after all, just plastic, unreadable plastic.
The double pressed the money into Cobb‟s hand. “Take the money and get the shuttle
tomorrow. We‟ll arrange for a young man called Sta-Hi to help you at the spaceport.”
Music was playing, wheedling closer. A Mr. Frostee truck, the same one Cobb had seen before.
It was white, with a big freezer-box in back. There was a smiling giant plastic ice-cream cone
mounted on top of the cab. Cobb‟s double gave him a pat on the shoulder and trotted up the
When he reached the truck, the robot looked back and flashed a smile. Yellow teeth in the
white beard. For the first time in years, Cobb loved himself, the erect strut, the frightened eyes.
“Good-bye,” he shouted, waving the money. “And thanks!”
Cobb Anderson2 jumped into the soft-ice-cream truck next to the driver, a fat short-haired man
with no shirt. And then the Mr. Frostee truck drove off, its music silenced again. It was dusk
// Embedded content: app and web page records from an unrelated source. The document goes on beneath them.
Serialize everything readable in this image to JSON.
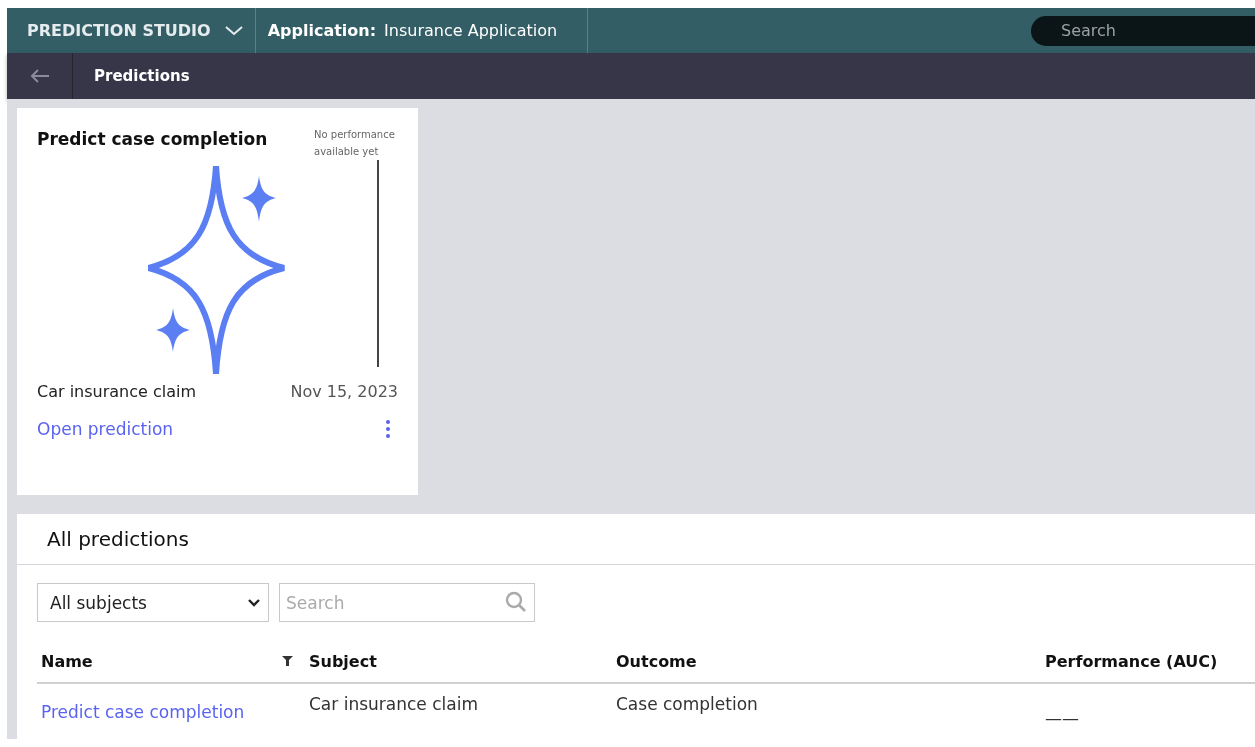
{
  "header": {
    "studio": "PREDICTION STUDIO",
    "application_label": "Application:",
    "application_name": "Insurance Application",
    "search": {
      "placeholder": "Search"
    }
  },
  "nav": {
    "title": "Predictions"
  },
  "card": {
    "title": "Predict case completion",
    "performance_note": "No performance available yet",
    "subject": "Car insurance claim",
    "date": "Nov 15, 2023",
    "link": "Open prediction"
  },
  "all_predictions": {
    "title": "All predictions",
    "subject_filter": {
      "value": "All subjects"
    },
    "search": {
      "placeholder": "Search"
    },
    "table": {
      "columns": [
        {
          "label": "Name",
          "filter": true
        },
        {
          "label": "Subject",
          "filter": false
        },
        {
          "label": "Outcome",
          "filter": false
        },
        {
          "label": "Performance (AUC)",
          "filter": false
        }
      ],
      "rows": [
        {
          "name": "Predict case completion",
          "subject": "Car insurance claim",
          "outcome": "Case completion",
          "performance": "——"
        }
      ]
    }
  }
}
now. The sound of the truck‟s motor faded into the ocean‟s roar. If only it was true.
But it had to be! Cobb was holding twenty-five thousand-dollar bills. He counted them twice to
make sure. And then he scrawled the figure $25000 in the sand and looked at it. That was a lot.
As the darkness fell he finished the sherry and, on a sudden impulse, put the money in the
bottle and buried it next to his tree in a meter of sand. The excitement was wearing off now,
and fear was setting in. Could the boppers really give him immortality with surgery and
It seemed unlikely. A trick. But why would the boppers lie to him? Surely they remembered all
the good things he‟d done for them. Maybe they just wanted to show him a good time. God
knows he could use it. And it would be great to see Ralph Numbers again.
Walking home along the beach, Cobb stopped several times, tempted to go back and dig up that
bottle to see if the money was really there. The moon was up, and he could see the little sand-
colored crabs moving out of their holes. They could shred those bills right up, he thought,
Hunger growled in his stomach. And he wanted more sherry. He walked a little further down
the silvery beach, the sand squeaking under his heavy heels. It was bright as day, only all black-
and-white. The full moon had risen over the land to his right. Full moon means high tide, he
He decided that as soon as he‟d had a bite to eat he‟d get more sherry and move the money to
Coming up on his moon-silvered cottage from the beach he spotted Annie Cushing‟s leg
sticking past the corner of her cottage. She was sitting on her front steps, waiting to snag him
in the driveway. He angled to the right and came up on his house from behind, staying out of
her line of vision.